> ASSIGNMENT: Print the data once more, exactly as supplied.

---+---

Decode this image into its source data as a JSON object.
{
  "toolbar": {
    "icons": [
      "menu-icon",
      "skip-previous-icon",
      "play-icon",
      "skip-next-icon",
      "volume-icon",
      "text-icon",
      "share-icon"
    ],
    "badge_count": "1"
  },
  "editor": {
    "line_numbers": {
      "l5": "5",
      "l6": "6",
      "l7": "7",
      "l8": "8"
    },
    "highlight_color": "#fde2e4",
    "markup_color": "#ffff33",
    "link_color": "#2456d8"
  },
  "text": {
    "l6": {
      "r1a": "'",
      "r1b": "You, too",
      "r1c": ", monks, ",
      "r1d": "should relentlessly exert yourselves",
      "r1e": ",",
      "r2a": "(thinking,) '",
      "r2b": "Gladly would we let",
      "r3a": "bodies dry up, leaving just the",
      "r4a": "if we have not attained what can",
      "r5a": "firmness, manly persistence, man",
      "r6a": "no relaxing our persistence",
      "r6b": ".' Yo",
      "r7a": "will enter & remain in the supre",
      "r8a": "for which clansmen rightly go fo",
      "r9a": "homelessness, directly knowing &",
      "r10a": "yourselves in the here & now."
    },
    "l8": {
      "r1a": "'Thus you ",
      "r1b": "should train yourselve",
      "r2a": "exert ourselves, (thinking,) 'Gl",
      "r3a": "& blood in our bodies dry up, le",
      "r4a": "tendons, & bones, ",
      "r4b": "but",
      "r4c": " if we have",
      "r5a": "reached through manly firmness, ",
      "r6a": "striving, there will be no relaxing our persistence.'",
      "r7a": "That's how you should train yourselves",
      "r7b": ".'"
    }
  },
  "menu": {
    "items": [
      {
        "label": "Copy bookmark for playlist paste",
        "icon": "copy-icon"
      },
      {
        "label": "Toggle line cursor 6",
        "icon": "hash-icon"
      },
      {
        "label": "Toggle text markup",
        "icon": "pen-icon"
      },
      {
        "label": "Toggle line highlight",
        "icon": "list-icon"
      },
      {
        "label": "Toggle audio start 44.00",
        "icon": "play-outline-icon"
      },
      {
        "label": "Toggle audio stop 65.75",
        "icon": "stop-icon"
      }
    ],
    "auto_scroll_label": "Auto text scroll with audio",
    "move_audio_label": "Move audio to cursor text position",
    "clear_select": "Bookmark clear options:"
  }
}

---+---

> WRITTEN RESPONSE:
Decode this image into its source data as a JSON object.
{
  "toolbar": {
    "icons": [
      "menu-icon",
      "skip-previous-icon",
      "play-icon",
      "skip-next-icon",
      "volume-icon",
      "text-icon",
      "share-icon"
    ],
    "badge_count": "1"
  },
  "editor": {
    "line_numbers": {
      "l5": "5",
      "l6": "6",
      "l7": "7",
      "l8": "8"
    },
    "highlight_color": "#fde2e4",
    "markup_color": "#ffff33",
    "link_color": "#2456d8"
  },
  "text": {
    "l6": {
      "r1a": "'",
      "r1b": "You, too",
      "r1c": ", monks, ",
      "r1d": "should relentlessly exert yourselves",
      "r1e": ",",
      "r2a": "(thinking,) '",
      "r2b": "Gladly would we let",
      "r3a": "bodies dry up, leaving just the",
      "r4a": "if we have not attained what can",
      "r5a": "firmness, manly persistence, man",
      "r6a": "no relaxing our persistence",
      "r6b": ".' Yo",
      "r7a": "will enter & remain in the supre",
      "r8a": "for which clansmen rightly go fo",
      "r9a": "homelessness, directly knowing &",
      "r10a": "yourselves in the here & now."
    },
    "l8": {
      "r1a": "'Thus you ",
      "r1b": "should train yourselve",
      "r2a": "exert ourselves, (thinking,) 'Gl",
      "r3a": "& blood in our bodies dry up, le",
      "r4a": "tendons, & bones, ",
      "r4b": "but",
      "r4c": " if we have",
      "r5a": "reached through manly firmness, ",
      "r6a": "striving, there will be no relaxing our persistence.'",
      "r7a": "That's how you should train yourselves",
      "r7b": ".'"
    }
  },
  "menu": {
    "items": [
      {
        "label": "Copy bookmark for playlist paste",
        "icon": "copy-icon"
      },
      {
        "label": "Toggle line cursor 6",
        "icon": "hash-icon"
      },
      {
        "label": "Toggle text markup",
        "icon": "pen-icon"
      },
      {
        "label": "Toggle line highlight",
        "icon": "list-icon"
      },
      {
        "label": "Toggle audio start 44.00",
        "icon": "play-outline-icon"
      },
      {
        "label": "Toggle audio stop 65.75",
        "icon": "stop-icon"
      }
    ],
    "auto_scroll_label": "Auto text scroll with audio",
    "move_audio_label": "Move audio to cursor text position",
    "clear_select": "Bookmark clear options:"
  }
}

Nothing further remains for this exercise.